← 1. Defined as the ratio of labour force to the working age population (15-64).

← 2. See Chapter 3 for methodological background on the regression analyses used in this project.

← 3. The question in the survey asked households how much they spend on average on agricultural productive assets (such as farming equipment) over the course of one year.

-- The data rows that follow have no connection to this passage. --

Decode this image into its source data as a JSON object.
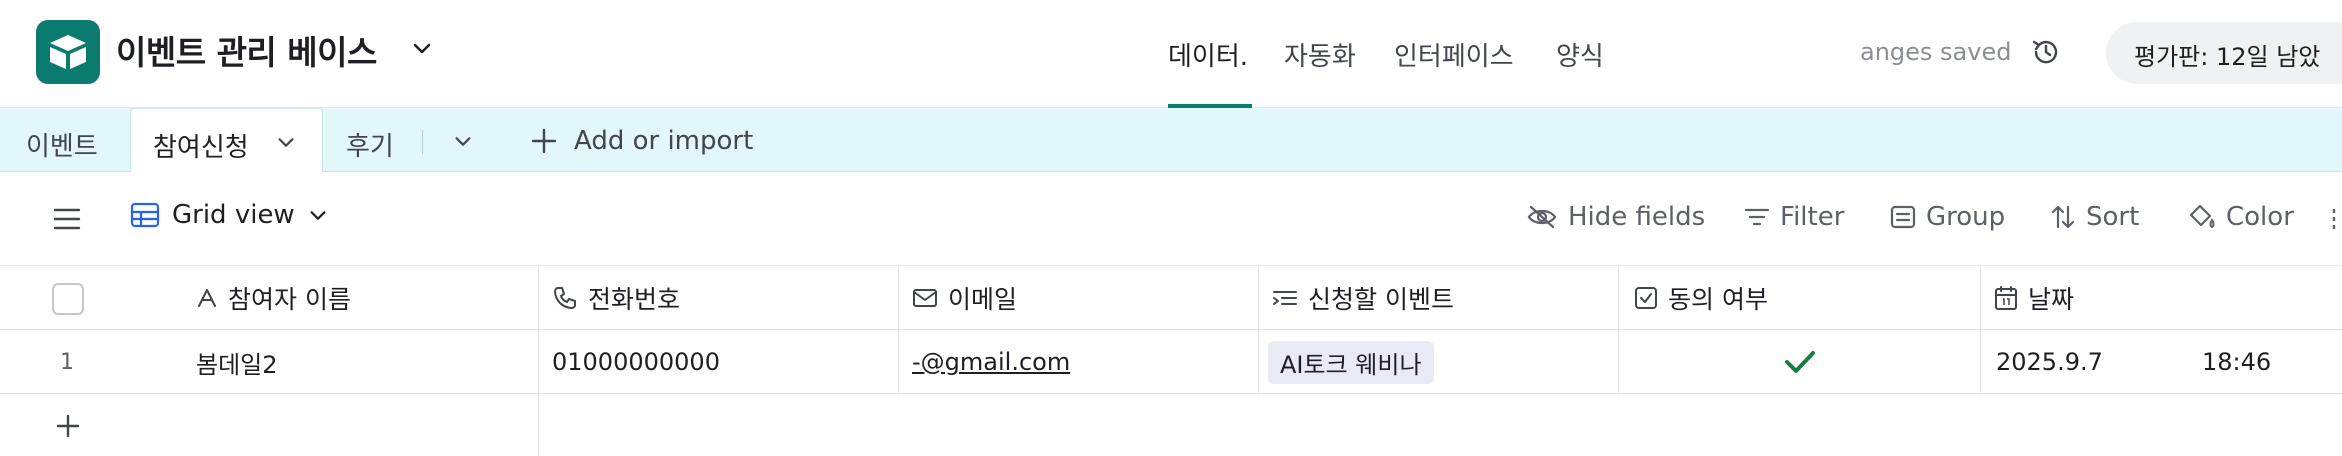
{
  "header": {
    "base_name": "이벤트 관리 베이스",
    "nav": [
      "데이터.",
      "자동화",
      "인터페이스",
      "양식"
    ],
    "saved_status": "anges saved",
    "trial_text": "평가판: 12일 남았"
  },
  "tables": {
    "tab1": "이벤트",
    "tab2": "참여신청",
    "tab3": "후기",
    "add_label": "Add or import"
  },
  "toolbar": {
    "view_name": "Grid view",
    "hide_fields": "Hide fields",
    "filter": "Filter",
    "group": "Group",
    "sort": "Sort",
    "color": "Color"
  },
  "grid": {
    "columns": [
      "참여자 이름",
      "전화번호",
      "이메일",
      "신청할 이벤트",
      "동의 여부",
      "날짜"
    ],
    "rows": [
      {
        "num": "1",
        "name": "봄데일2",
        "phone": "01000000000",
        "email": "-@gmail.com",
        "event": "AI토크 웨비나",
        "consent": true,
        "date": "2025.9.7",
        "time": "18:46"
      }
    ]
  },
  "colors": {
    "brand": "#0b7a6f",
    "tabs_bg": "#e1f7f8",
    "check": "#15803d"
  }
}
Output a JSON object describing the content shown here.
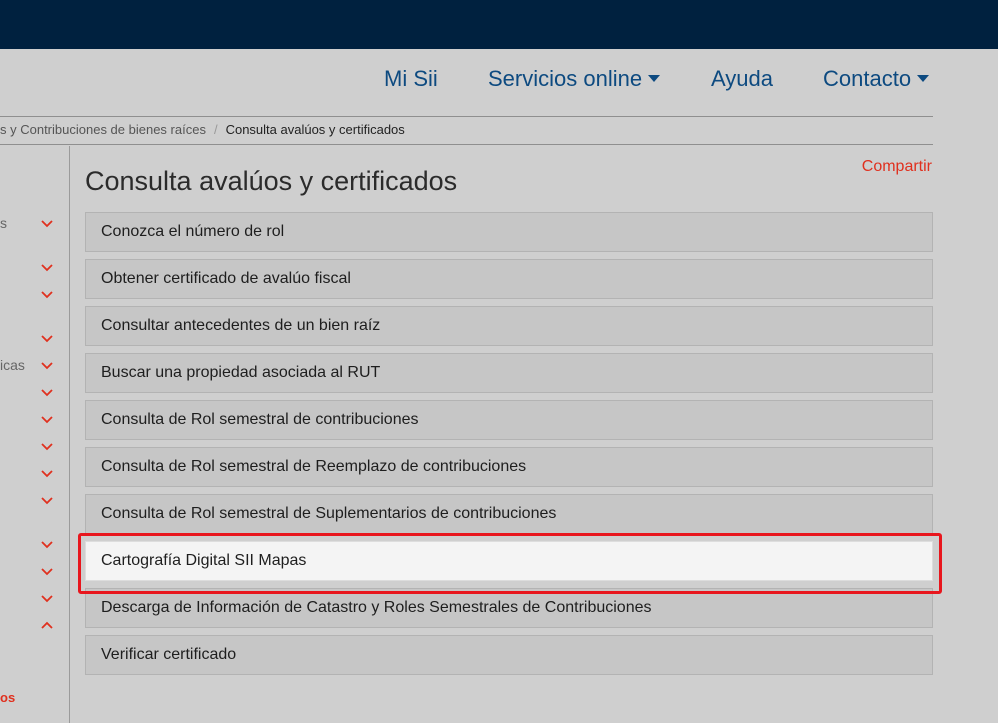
{
  "nav": {
    "items": [
      {
        "label": "Mi Sii",
        "dropdown": false
      },
      {
        "label": "Servicios online",
        "dropdown": true
      },
      {
        "label": "Ayuda",
        "dropdown": false
      },
      {
        "label": "Contacto",
        "dropdown": true
      }
    ]
  },
  "breadcrumb": {
    "parent": "s y Contribuciones de bienes raíces",
    "separator": "/",
    "current": "Consulta avalúos y certificados"
  },
  "sidebar": {
    "text_1": "s",
    "text_2": "icas",
    "text_3": "os",
    "chevron_color": "#e0301e"
  },
  "main": {
    "title": "Consulta avalúos y certificados",
    "share_label": "Compartir",
    "items": [
      "Conozca el número de rol",
      "Obtener certificado de avalúo fiscal",
      "Consultar antecedentes de un bien raíz",
      "Buscar una propiedad asociada al RUT",
      "Consulta de Rol semestral de contribuciones",
      "Consulta de Rol semestral de Reemplazo de contribuciones",
      "Consulta de Rol semestral de Suplementarios de contribuciones",
      "Cartografía Digital SII Mapas",
      "Descarga de Información de Catastro y Roles Semestrales de Contribuciones",
      "Verificar certificado"
    ],
    "active_item": "Cartografía Digital SII Mapas"
  },
  "colors": {
    "topbar": "#00213f",
    "nav_link": "#0d4a80",
    "accent_red": "#e0301e",
    "highlight_border": "#e8161d"
  }
}
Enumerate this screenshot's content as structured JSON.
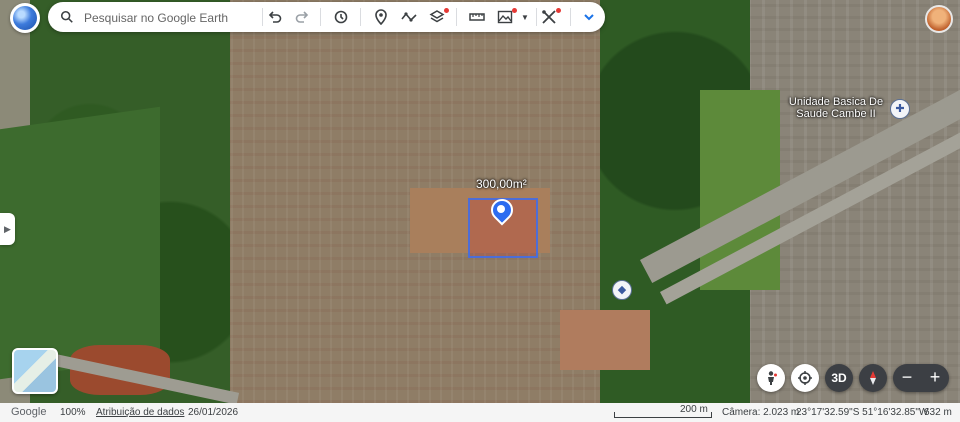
{
  "search": {
    "placeholder": "Pesquisar no Google Earth"
  },
  "toolbar": {
    "items": [
      {
        "name": "undo",
        "icon": "undo-icon"
      },
      {
        "name": "redo",
        "icon": "redo-icon"
      },
      {
        "name": "history",
        "icon": "history-icon"
      },
      {
        "name": "add-placemark",
        "icon": "placemark-icon"
      },
      {
        "name": "add-path",
        "icon": "path-icon"
      },
      {
        "name": "layers",
        "icon": "layers-icon"
      },
      {
        "name": "measure",
        "icon": "ruler-icon"
      },
      {
        "name": "map-style",
        "icon": "mountain-icon"
      },
      {
        "name": "tools",
        "icon": "tools-icon"
      },
      {
        "name": "expand",
        "icon": "chevron-down-icon"
      }
    ],
    "accent": "#1a73e8",
    "notification_dot": "#e53935"
  },
  "map": {
    "measurement_label": "300,00m²",
    "poi": {
      "label_line1": "Unidade Basica De",
      "label_line2": "Saude Cambe II",
      "icon": "hospital-icon"
    },
    "poi_small": {
      "icon": "building-icon"
    },
    "highlight_color": "#426ee6"
  },
  "controls": {
    "pegman": "pegman-icon",
    "orbit": "orbit-icon",
    "mode_3d": "3D",
    "compass": "compass-icon",
    "zoom_out": "−",
    "zoom_in": "+"
  },
  "status": {
    "brand": "Google",
    "zoom": "100%",
    "attribution": "Atribuição de dados",
    "date": "26/01/2026",
    "scale": "200 m",
    "camera": "Câmera: 2.023 m",
    "coordinates": "23°17'32.59\"S 51°16'32.85\"W",
    "elevation": "632 m"
  }
}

← 4. Using the exchange rate with the USD at 1 July 2014, the equivalent totals are USD 49 vs. 126.